INPUT RECORDS -
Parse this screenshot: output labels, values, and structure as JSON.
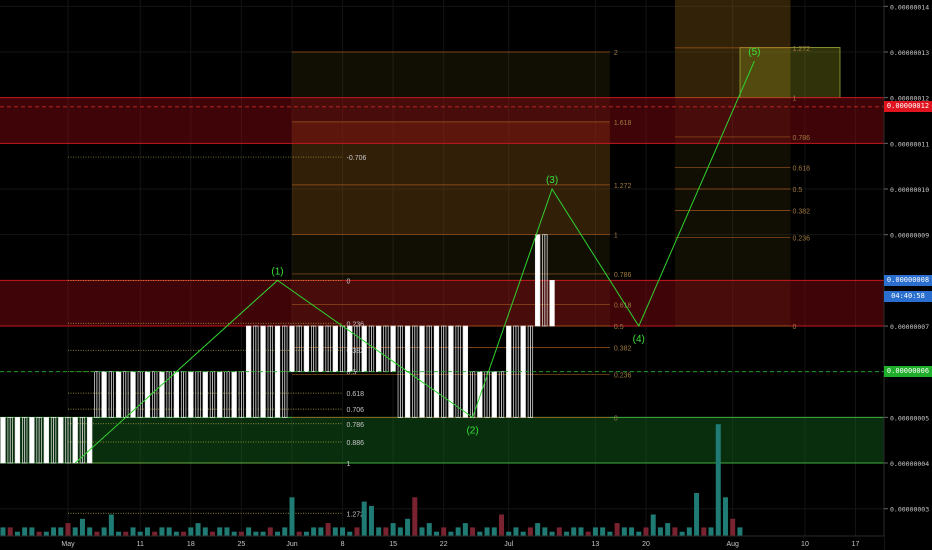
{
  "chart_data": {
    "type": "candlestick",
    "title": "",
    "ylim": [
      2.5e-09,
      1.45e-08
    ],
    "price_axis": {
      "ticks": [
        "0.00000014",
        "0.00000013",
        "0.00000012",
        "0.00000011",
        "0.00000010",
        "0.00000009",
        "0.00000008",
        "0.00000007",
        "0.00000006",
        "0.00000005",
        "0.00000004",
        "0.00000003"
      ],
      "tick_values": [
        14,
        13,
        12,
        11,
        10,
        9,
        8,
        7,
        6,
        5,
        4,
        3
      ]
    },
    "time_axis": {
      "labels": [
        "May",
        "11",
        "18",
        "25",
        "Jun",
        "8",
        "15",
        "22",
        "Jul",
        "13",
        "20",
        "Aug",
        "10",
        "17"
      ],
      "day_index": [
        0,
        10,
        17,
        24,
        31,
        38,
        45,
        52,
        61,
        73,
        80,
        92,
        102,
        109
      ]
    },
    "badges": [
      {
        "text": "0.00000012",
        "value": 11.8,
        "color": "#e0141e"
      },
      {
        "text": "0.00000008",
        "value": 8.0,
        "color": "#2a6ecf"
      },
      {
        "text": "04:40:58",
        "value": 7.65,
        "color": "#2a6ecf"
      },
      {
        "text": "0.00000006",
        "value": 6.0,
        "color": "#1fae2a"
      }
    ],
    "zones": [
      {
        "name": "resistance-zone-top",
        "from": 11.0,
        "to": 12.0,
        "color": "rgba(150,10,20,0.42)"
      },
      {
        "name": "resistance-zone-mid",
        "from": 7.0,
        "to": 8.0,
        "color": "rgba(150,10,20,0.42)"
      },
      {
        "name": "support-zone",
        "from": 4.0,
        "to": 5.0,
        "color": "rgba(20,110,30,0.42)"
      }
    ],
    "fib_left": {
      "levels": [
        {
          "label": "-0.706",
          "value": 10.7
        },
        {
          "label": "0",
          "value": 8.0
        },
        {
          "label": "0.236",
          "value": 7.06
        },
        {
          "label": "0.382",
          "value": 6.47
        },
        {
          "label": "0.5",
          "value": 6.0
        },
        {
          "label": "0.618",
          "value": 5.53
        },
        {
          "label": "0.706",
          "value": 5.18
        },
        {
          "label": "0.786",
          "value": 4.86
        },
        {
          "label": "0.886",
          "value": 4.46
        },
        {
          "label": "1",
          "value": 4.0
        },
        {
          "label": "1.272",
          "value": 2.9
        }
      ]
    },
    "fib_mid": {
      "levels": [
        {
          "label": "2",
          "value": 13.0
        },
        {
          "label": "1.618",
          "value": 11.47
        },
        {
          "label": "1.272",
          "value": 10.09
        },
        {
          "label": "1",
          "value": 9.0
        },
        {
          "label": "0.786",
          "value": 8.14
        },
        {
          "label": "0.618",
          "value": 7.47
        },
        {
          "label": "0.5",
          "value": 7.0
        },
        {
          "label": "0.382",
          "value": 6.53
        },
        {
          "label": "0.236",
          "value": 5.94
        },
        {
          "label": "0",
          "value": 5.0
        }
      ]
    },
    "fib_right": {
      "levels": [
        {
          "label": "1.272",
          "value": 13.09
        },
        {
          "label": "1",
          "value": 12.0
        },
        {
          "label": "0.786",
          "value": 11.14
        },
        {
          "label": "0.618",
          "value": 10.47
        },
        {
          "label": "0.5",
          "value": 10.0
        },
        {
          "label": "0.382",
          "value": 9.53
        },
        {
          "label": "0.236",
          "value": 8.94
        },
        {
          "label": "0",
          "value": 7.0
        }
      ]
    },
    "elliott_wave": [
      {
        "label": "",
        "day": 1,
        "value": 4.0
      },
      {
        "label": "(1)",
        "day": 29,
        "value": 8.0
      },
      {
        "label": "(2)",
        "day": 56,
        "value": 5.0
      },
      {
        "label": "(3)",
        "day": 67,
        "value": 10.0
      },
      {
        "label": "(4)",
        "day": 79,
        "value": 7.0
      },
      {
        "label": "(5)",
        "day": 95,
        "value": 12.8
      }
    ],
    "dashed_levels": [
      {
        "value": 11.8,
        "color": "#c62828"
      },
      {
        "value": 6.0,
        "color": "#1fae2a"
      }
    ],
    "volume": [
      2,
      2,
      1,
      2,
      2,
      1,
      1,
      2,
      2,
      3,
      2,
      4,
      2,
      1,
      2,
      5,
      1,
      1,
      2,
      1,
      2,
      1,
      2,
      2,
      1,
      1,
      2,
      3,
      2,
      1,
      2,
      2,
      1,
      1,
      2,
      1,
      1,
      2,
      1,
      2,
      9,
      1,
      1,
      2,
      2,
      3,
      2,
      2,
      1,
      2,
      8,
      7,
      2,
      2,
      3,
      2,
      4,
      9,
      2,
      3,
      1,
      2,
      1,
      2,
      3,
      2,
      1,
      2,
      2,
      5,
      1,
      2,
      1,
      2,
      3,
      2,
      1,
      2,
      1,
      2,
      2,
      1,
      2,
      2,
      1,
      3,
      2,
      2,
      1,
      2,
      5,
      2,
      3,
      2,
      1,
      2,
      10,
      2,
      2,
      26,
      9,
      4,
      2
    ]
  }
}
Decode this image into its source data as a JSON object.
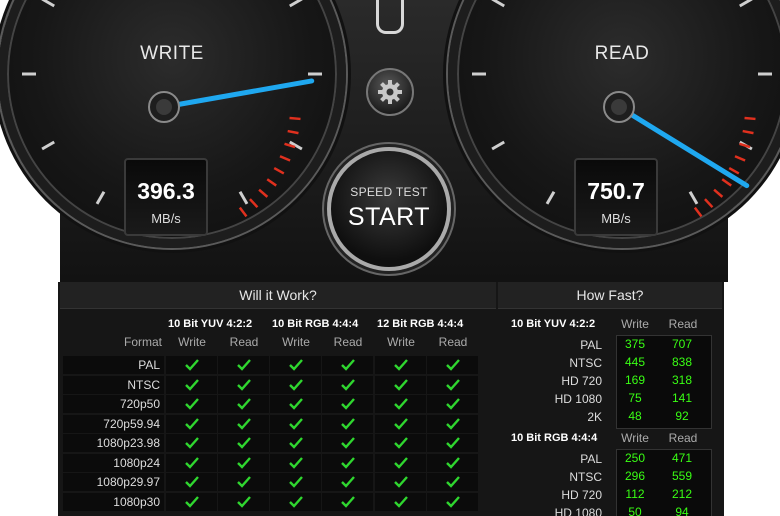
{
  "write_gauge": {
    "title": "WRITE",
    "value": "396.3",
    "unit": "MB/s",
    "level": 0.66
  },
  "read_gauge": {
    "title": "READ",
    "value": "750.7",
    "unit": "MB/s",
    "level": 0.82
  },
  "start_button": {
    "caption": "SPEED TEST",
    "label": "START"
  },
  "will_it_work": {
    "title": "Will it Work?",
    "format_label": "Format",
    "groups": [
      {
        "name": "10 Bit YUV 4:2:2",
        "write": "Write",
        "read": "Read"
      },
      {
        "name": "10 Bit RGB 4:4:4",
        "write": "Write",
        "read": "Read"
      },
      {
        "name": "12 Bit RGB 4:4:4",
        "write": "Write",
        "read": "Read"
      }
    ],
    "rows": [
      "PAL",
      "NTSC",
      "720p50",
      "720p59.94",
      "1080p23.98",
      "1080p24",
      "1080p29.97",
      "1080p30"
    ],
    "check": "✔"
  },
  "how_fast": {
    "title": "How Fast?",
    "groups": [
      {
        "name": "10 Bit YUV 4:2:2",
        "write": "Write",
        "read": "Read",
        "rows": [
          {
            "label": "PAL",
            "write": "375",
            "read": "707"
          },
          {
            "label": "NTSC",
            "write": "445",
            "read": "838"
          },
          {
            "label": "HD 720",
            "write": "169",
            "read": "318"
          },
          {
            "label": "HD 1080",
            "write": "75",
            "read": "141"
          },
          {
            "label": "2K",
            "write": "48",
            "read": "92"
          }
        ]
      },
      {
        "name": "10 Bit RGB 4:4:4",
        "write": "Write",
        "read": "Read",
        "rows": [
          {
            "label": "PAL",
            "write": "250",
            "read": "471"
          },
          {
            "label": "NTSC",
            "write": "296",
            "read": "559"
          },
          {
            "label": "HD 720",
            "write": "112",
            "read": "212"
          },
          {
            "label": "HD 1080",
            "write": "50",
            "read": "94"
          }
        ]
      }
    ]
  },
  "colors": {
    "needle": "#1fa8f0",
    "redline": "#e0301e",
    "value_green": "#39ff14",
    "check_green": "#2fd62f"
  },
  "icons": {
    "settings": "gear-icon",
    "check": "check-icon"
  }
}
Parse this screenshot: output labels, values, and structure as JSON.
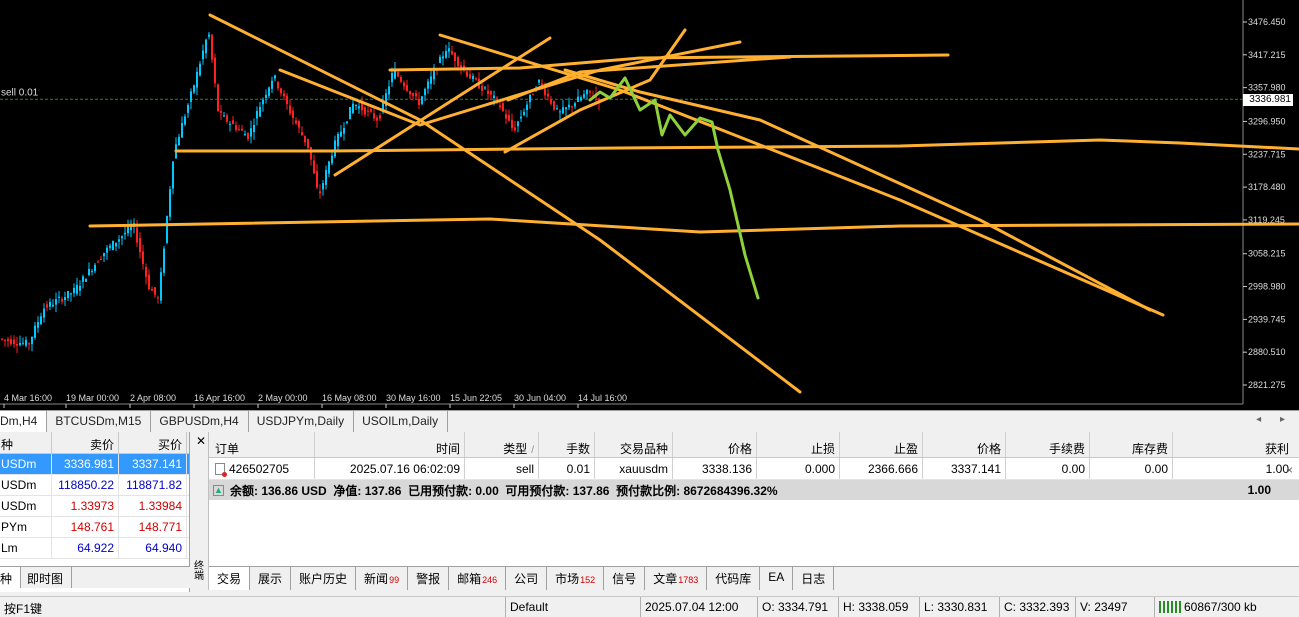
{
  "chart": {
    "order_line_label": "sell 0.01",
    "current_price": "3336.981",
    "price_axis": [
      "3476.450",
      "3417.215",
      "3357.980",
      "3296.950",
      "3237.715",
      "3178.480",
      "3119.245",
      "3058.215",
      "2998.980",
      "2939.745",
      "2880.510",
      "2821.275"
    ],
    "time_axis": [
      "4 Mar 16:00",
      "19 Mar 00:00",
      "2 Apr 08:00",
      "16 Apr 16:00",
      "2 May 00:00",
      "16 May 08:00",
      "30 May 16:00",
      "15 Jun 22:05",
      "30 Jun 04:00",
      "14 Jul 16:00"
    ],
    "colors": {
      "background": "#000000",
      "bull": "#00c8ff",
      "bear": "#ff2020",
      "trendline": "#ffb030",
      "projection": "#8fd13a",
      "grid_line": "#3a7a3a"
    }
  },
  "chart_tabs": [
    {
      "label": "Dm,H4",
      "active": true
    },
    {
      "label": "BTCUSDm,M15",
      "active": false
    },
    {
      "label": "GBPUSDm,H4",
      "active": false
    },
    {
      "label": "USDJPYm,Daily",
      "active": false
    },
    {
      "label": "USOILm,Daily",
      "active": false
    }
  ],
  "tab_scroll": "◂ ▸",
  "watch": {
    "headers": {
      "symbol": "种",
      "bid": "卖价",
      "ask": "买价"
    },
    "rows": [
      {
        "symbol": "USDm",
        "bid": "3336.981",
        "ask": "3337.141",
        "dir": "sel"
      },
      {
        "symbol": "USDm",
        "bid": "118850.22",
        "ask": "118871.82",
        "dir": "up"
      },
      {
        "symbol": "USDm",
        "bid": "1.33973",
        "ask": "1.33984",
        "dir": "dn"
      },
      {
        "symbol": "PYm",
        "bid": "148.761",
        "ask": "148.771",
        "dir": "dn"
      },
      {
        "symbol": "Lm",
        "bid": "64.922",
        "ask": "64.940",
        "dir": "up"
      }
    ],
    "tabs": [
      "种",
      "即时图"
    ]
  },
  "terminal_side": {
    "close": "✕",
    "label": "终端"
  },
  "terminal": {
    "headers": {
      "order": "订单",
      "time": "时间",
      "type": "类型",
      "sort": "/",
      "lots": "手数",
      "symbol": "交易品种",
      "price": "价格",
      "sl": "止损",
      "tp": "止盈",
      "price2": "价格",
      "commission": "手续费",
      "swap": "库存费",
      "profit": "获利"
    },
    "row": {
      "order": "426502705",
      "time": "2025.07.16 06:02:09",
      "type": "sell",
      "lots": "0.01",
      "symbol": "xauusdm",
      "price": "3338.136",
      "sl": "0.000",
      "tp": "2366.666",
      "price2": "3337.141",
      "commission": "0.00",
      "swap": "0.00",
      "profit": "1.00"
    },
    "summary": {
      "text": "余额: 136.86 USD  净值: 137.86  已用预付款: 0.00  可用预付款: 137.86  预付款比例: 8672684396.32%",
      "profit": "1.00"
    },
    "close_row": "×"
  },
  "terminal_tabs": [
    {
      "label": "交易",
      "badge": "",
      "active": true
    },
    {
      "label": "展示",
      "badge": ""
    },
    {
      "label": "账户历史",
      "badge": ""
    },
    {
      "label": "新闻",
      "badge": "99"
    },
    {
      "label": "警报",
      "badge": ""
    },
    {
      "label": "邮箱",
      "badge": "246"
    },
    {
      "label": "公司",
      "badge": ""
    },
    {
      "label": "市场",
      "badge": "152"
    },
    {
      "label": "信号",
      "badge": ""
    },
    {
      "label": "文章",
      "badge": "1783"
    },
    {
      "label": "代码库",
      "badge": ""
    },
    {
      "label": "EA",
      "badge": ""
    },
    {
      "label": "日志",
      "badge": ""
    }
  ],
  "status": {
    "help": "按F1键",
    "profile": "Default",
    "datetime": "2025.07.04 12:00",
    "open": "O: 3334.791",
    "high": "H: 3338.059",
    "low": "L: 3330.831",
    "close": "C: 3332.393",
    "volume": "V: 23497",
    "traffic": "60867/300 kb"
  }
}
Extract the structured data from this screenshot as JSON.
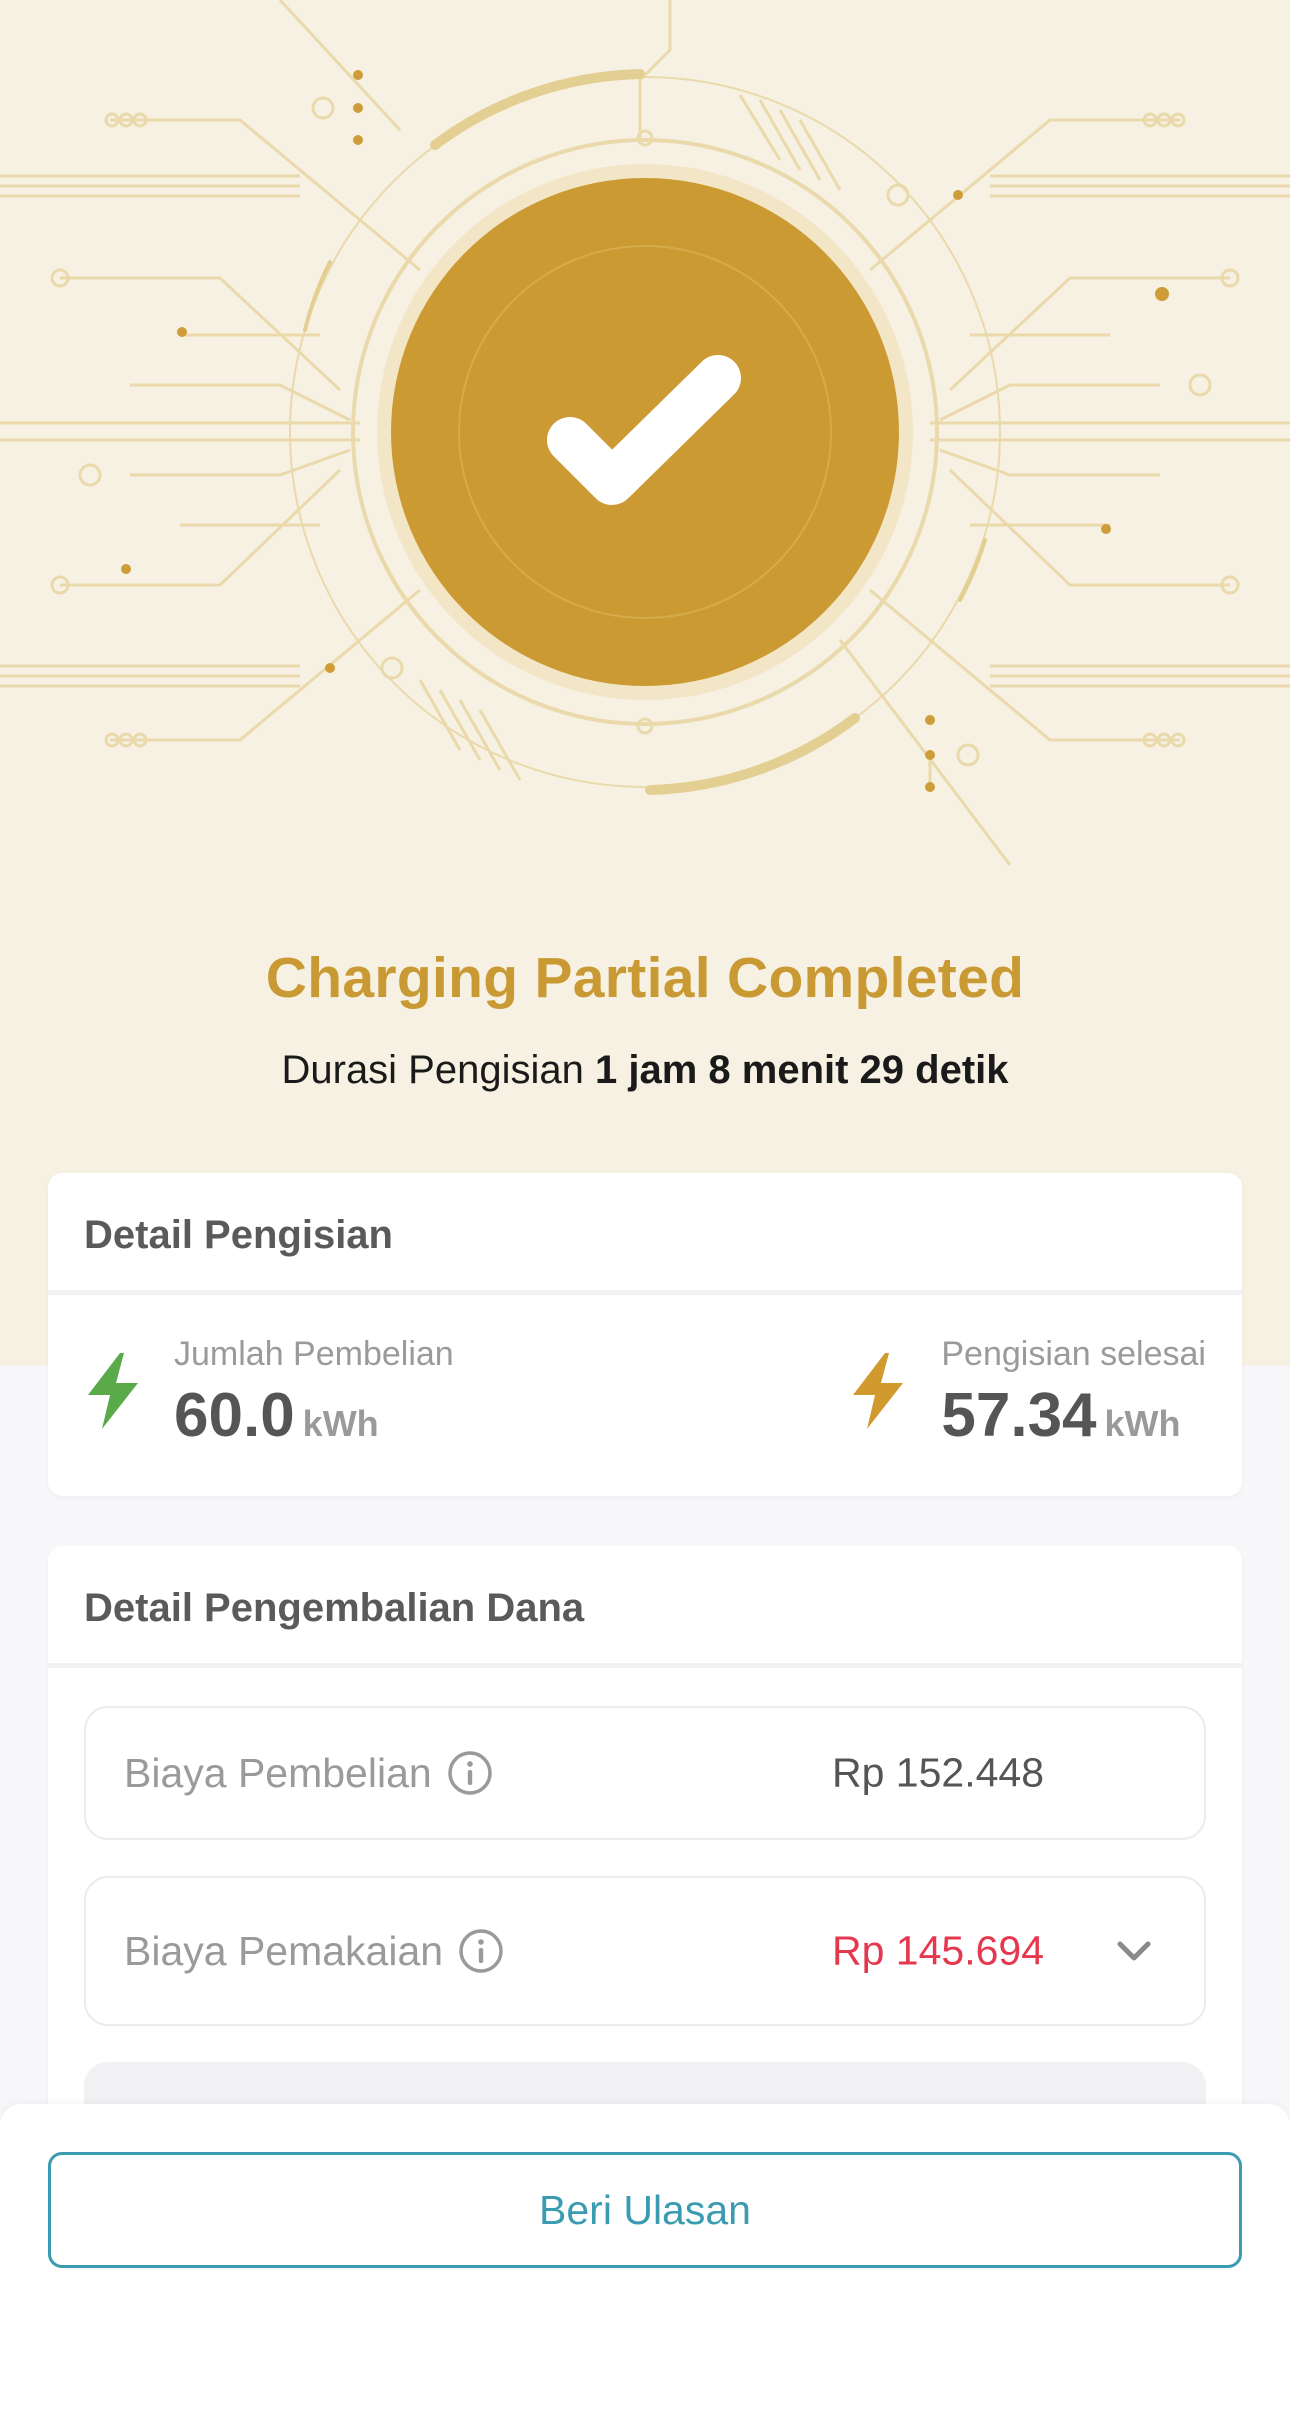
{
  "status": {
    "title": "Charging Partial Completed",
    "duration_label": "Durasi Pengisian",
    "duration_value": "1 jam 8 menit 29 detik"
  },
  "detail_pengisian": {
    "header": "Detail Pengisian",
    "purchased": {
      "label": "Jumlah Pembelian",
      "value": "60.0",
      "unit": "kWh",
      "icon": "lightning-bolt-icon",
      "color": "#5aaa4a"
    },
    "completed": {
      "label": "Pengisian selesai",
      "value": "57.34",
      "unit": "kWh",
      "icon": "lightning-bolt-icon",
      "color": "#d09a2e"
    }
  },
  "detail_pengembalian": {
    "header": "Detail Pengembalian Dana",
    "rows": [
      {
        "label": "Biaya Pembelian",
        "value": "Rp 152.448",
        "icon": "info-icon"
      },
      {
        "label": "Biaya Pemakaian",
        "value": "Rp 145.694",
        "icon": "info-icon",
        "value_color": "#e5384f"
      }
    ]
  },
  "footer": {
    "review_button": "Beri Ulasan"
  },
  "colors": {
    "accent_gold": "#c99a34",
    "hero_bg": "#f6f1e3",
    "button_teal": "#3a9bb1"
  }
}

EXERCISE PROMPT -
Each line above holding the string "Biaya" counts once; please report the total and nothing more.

RESPONSE -
2